The Dutch Firewroks Museum started in 2004 when a number of enthusiasts joined a conversation in a Pyro-forum, a conversation focussed on the topic of historical fireworks, with personal histories and nostalgic memories coming to the fore.  In a short matter of time ideas materialised and the first digital edition of the Dutch Fireworks Museum was born. It was an easy to navigate database wrapped up in a neat design, featuring an upload plug-in for photographs of historical information.  It was only a matter of time before the fireworks that were so popular for so many years were replaced by modern cakes with their ever-changing label-designs.  A record of them had to preserved.Museum
Everyone who wanted to contribute something, navigated their way into the Museum, which subsequently became a meeting place where hobbyists shared their stories.

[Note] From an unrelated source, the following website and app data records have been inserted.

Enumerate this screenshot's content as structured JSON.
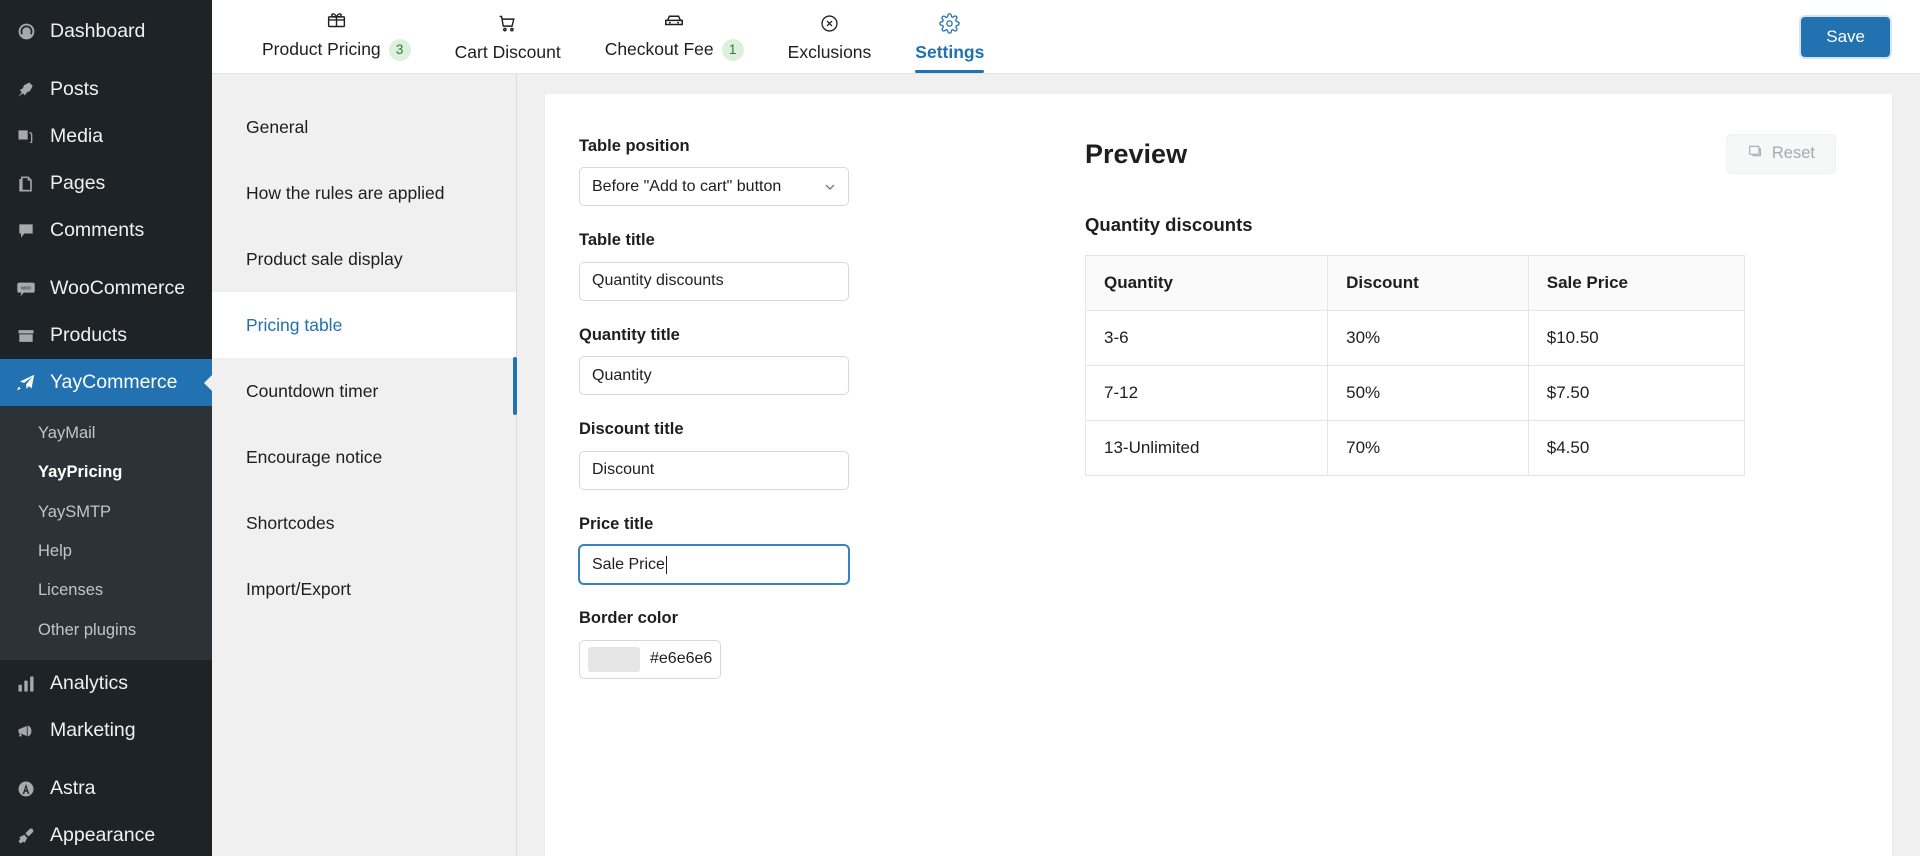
{
  "wp_sidebar": {
    "items": [
      {
        "label": "Dashboard",
        "icon": "dashboard-icon",
        "gap_after": true
      },
      {
        "label": "Posts",
        "icon": "pin-icon",
        "gap_after": false
      },
      {
        "label": "Media",
        "icon": "media-icon",
        "gap_after": false
      },
      {
        "label": "Pages",
        "icon": "pages-icon",
        "gap_after": false
      },
      {
        "label": "Comments",
        "icon": "comments-icon",
        "gap_after": true
      },
      {
        "label": "WooCommerce",
        "icon": "woo-icon",
        "gap_after": false
      },
      {
        "label": "Products",
        "icon": "products-icon",
        "gap_after": false
      }
    ],
    "active_item": {
      "label": "YayCommerce",
      "icon": "yaycommerce-icon"
    },
    "submenu": [
      {
        "label": "YayMail",
        "current": false
      },
      {
        "label": "YayPricing",
        "current": true
      },
      {
        "label": "YaySMTP",
        "current": false
      },
      {
        "label": "Help",
        "current": false
      },
      {
        "label": "Licenses",
        "current": false
      },
      {
        "label": "Other plugins",
        "current": false
      }
    ],
    "items_after": [
      {
        "label": "Analytics",
        "icon": "analytics-icon",
        "gap_after": false
      },
      {
        "label": "Marketing",
        "icon": "megaphone-icon",
        "gap_after": true
      },
      {
        "label": "Astra",
        "icon": "astra-icon",
        "gap_after": false
      },
      {
        "label": "Appearance",
        "icon": "brush-icon",
        "gap_after": false
      }
    ]
  },
  "topbar": {
    "tabs": [
      {
        "label": "Product Pricing",
        "icon": "gift-icon",
        "badge": "3",
        "active": false
      },
      {
        "label": "Cart Discount",
        "icon": "cart-icon",
        "badge": "",
        "active": false
      },
      {
        "label": "Checkout Fee",
        "icon": "checkout-icon",
        "badge": "1",
        "active": false
      },
      {
        "label": "Exclusions",
        "icon": "circle-x-icon",
        "badge": "",
        "active": false
      },
      {
        "label": "Settings",
        "icon": "gear-icon",
        "badge": "",
        "active": true
      }
    ],
    "save_label": "Save"
  },
  "settings_nav": {
    "items": [
      {
        "label": "General",
        "active": false
      },
      {
        "label": "How the rules are applied",
        "active": false
      },
      {
        "label": "Product sale display",
        "active": false
      },
      {
        "label": "Pricing table",
        "active": true
      },
      {
        "label": "Countdown timer",
        "active": false
      },
      {
        "label": "Encourage notice",
        "active": false
      },
      {
        "label": "Shortcodes",
        "active": false
      },
      {
        "label": "Import/Export",
        "active": false
      }
    ]
  },
  "form": {
    "table_position": {
      "label": "Table position",
      "value": "Before \"Add to cart\" button"
    },
    "table_title": {
      "label": "Table title",
      "value": "Quantity discounts"
    },
    "quantity_title": {
      "label": "Quantity title",
      "value": "Quantity"
    },
    "discount_title": {
      "label": "Discount title",
      "value": "Discount"
    },
    "price_title": {
      "label": "Price title",
      "value": "Sale Price"
    },
    "border_color": {
      "label": "Border color",
      "value": "#e6e6e6",
      "swatch": "#e6e6e6"
    }
  },
  "preview": {
    "title": "Preview",
    "reset_label": "Reset",
    "table_title": "Quantity discounts",
    "columns": [
      "Quantity",
      "Discount",
      "Sale Price"
    ],
    "rows": [
      [
        "3-6",
        "30%",
        "$10.50"
      ],
      [
        "7-12",
        "50%",
        "$7.50"
      ],
      [
        "13-Unlimited",
        "70%",
        "$4.50"
      ]
    ]
  },
  "colors": {
    "wp_sidebar_bg": "#1d2327",
    "wp_submenu_bg": "#2c3338",
    "accent_blue": "#2271b1",
    "badge_bg": "#dcf0dc",
    "badge_text": "#2f7a3a",
    "table_border": "#e6e6e6"
  }
}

It is now a complete website, using tools like a forum, chatbox and a database for clips and pictures to be shared.
From every corner of the country beautiful pictures arrived at the museum, previously lost gems returned from the past, illustrious names like Typhoon Rocket, Rising Moon, Sputnik, Light Castle, Mad Mina, Bazooka, Happiness, Tom Thumb, Apollo Rocket, Chinese Vase, Green Bamboo, Flying Cranes, Happy New-Year, German bangers, Big Snow, Flowerpot, Firefly Rocket and many, many more.
Today Fireworks are changing almost every year, designs are not in circulation for very long and new collections are introduced periodically.  The brilliant and beautiful designs that characterised so many of the historical fireworks are gone, however in return we can now enjoy beautiful, stunning and almost professional effects thanks to the changes that at times were imposed on us.
After a long journey we can still chant:  HAPPY NEW YEAR! •